Vol.IV No.I Pg.4
February 1967

Story Of The Text...1

Robert F. Turner

Examination of the source of our Bible, the written text, is something many brethren shun like the plague. I begin a series of such studies with the realization that many prefer to remain in ignorance of such matters: some, because their faith is so weak they are afraid of what they may find; and some, too lazy to think about it.

On one extreme are those who think the King James version was "authorized" by God; and on the other are those who ridicule any version or any text as being the inspired word of God. In between are poor souls so in love with their own smattering of the greek language that they cast aside the learning of the centuries and propose to give us "the final word." Such people usually produce the "modern English" books that are more commentaries than texts; and often are really different from standard texts (K. J., A. S.) only in those places where the translator (?) wishes to substantiate his peculiar doctrine.

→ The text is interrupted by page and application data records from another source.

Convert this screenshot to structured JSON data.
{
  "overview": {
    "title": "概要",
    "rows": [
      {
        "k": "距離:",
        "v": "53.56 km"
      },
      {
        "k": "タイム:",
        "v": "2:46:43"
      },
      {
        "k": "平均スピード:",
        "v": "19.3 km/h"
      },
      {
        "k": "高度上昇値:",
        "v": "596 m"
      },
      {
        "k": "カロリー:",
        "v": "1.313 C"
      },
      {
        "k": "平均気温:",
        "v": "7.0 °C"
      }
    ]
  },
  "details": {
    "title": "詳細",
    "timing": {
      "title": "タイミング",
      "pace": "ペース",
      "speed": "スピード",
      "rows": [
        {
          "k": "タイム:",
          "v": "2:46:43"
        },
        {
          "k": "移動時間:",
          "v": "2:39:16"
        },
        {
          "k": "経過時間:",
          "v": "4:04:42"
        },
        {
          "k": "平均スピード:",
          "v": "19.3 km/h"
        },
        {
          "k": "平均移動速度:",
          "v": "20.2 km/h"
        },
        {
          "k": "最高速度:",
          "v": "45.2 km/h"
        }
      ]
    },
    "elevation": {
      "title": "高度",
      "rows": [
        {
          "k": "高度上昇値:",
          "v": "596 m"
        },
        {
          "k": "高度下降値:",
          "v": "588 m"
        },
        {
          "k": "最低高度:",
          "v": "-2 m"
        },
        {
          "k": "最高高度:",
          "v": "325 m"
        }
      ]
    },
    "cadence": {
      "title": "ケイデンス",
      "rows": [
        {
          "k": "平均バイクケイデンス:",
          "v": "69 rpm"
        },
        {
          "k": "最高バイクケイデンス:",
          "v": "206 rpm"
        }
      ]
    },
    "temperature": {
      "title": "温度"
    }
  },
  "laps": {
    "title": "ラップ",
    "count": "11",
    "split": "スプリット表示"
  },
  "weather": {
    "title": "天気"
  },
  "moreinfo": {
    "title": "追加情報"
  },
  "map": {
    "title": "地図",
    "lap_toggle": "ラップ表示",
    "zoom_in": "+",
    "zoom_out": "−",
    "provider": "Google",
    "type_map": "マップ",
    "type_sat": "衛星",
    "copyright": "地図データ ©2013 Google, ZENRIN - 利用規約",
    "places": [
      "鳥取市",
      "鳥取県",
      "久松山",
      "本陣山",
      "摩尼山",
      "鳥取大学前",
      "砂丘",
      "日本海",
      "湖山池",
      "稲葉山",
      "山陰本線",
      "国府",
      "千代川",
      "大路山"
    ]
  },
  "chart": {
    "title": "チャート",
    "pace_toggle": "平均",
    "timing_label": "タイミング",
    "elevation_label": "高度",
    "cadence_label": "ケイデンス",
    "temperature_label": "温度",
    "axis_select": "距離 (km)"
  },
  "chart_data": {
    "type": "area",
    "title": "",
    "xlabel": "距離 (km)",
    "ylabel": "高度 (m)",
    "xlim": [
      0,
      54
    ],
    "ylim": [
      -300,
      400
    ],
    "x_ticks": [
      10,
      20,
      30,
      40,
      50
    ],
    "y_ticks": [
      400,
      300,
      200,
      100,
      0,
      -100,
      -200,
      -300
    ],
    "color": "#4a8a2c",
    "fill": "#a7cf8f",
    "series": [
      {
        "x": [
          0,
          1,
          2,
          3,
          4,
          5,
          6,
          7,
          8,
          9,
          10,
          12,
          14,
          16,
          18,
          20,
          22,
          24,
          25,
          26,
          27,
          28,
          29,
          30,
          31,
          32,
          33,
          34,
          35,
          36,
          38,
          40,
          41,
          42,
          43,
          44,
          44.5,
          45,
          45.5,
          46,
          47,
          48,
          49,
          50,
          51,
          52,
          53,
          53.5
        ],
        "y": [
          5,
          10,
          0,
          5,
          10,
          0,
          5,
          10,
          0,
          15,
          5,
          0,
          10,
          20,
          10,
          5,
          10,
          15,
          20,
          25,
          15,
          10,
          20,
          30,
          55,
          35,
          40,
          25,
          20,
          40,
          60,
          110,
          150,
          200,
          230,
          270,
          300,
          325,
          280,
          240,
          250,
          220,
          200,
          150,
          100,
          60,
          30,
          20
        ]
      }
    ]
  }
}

Some unthinking people, or people having little knowledge of history or languages, even ask, "Why have any translations or versions? Just take the Bible the way God gave it::" They fail to realize that the Bible was not given in English -in fact, the English language did not even exist in the time of Christ. Hebrew, Greek, and Latin were the languages of those most closely associated with the writing of divine truth; and if we had the original manuscripts most of us could not read them. To be concrete, Paul's letter to the Corinthians was written in Greek -- and was actually sent to Corinth as a letter. (2 Cor. 2:4, 9.) It had to be copied by hand, (again, in Greek) and passed to other saints who were interested in what the inspired Apostle said regarding divisions, discipline, marriage, spiritual gifts, etc. And, as the church spread into north Africa, and saints of Paul in Greek epistles had to be translated into Latin.

Luke's writings (addressed, or we might say 'dedicated' to Theophilus) had to undergo the same treatment; and so with all the other writings.

A careful reading of the first letter to Corinth shows it was written during Paul's third journey; from the city of Ephesus. (1 Cor. 16:8) Luke's history of the church (Acts) was not written until after Paul's imprisonment, journey to Rome, and after he had been there at least two years. (Acts 28:30) Obviously, these (and by like reasoning and evidence, other-) books of the New Testament were not written at the same time, and handed to the saints as a single bound volume. There is no reason to panic at this information, nor shut your eyes.

God's revelation was for many years of the first century (we speak of the N. T.) before it was completely embalmed in the inspired written word. The various writings were copied many times, some translated into other languages, before copies were finally put together in anything like the form we know today. It is important to remember that during this formative period, inspired men were checking and doublechecking the message. (1 Cor.14:37) there wanted the writings their own language, these

The truth is, in inspired men